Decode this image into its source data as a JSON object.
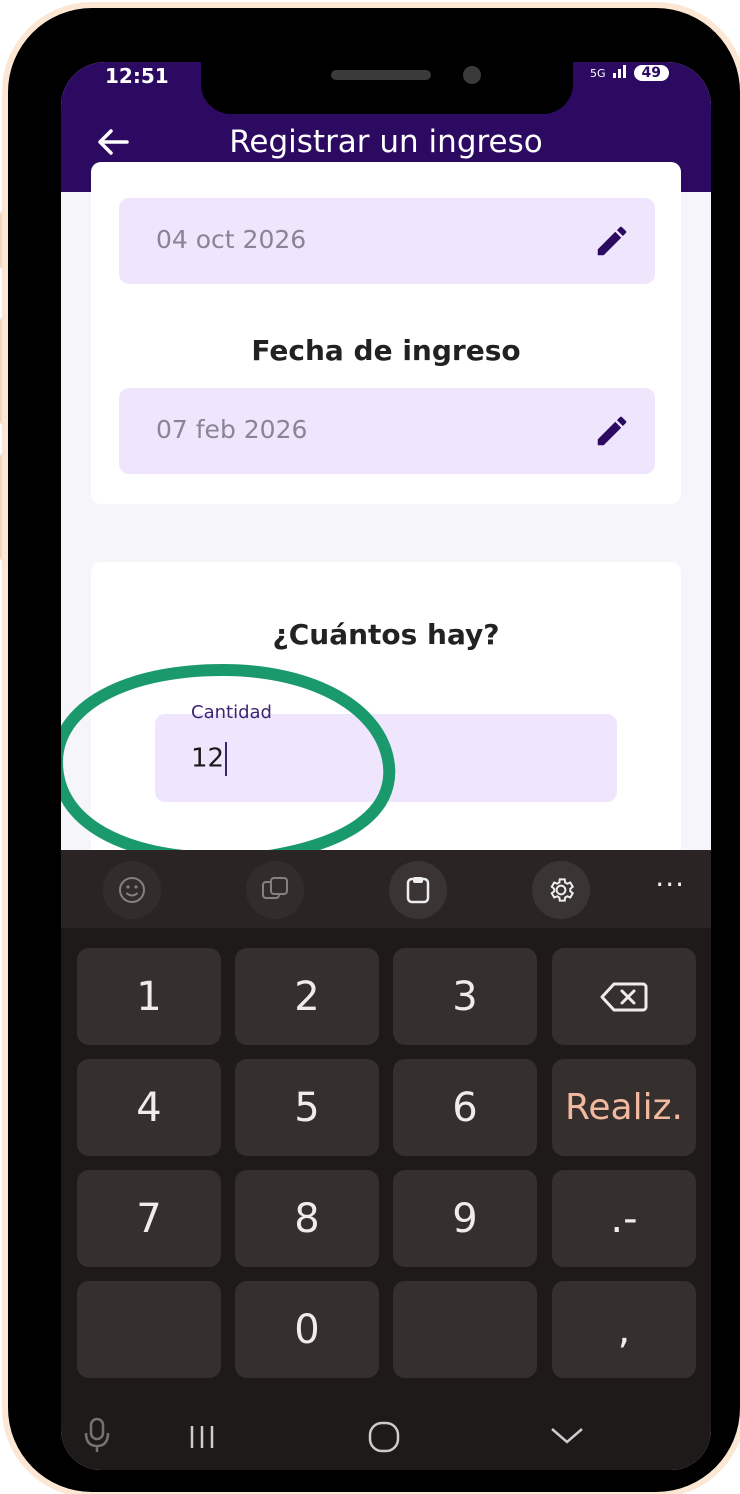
{
  "status_bar": {
    "time": "12:51",
    "network": "5G",
    "battery": "49"
  },
  "app_bar": {
    "title": "Registrar un ingreso"
  },
  "fields": {
    "first_date": {
      "value": "04 oct 2026"
    },
    "income_date": {
      "label": "Fecha de ingreso",
      "value": "07 feb 2026"
    }
  },
  "quantity": {
    "heading": "¿Cuántos hay?",
    "label": "Cantidad",
    "value": "12"
  },
  "keyboard": {
    "row1": [
      "1",
      "2",
      "3"
    ],
    "row2": [
      "4",
      "5",
      "6"
    ],
    "done_label": "Realiz.",
    "row3": [
      "7",
      "8",
      "9"
    ],
    "punct": ".-",
    "zero": "0",
    "comma": ",",
    "toolbar_more": "···"
  },
  "colors": {
    "accent": "#2d0a62",
    "field_bg": "#efe6fd",
    "highlight": "#1a9a6c"
  }
}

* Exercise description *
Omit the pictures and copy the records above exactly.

* Solved exercise *
Decode this image into its source data as a JSON object.
{
  "status_bar": {
    "time": "12:51",
    "network": "5G",
    "battery": "49"
  },
  "app_bar": {
    "title": "Registrar un ingreso"
  },
  "fields": {
    "first_date": {
      "value": "04 oct 2026"
    },
    "income_date": {
      "label": "Fecha de ingreso",
      "value": "07 feb 2026"
    }
  },
  "quantity": {
    "heading": "¿Cuántos hay?",
    "label": "Cantidad",
    "value": "12"
  },
  "keyboard": {
    "row1": [
      "1",
      "2",
      "3"
    ],
    "row2": [
      "4",
      "5",
      "6"
    ],
    "done_label": "Realiz.",
    "row3": [
      "7",
      "8",
      "9"
    ],
    "punct": ".-",
    "zero": "0",
    "comma": ",",
    "toolbar_more": "···"
  },
  "colors": {
    "accent": "#2d0a62",
    "field_bg": "#efe6fd",
    "highlight": "#1a9a6c"
  }
}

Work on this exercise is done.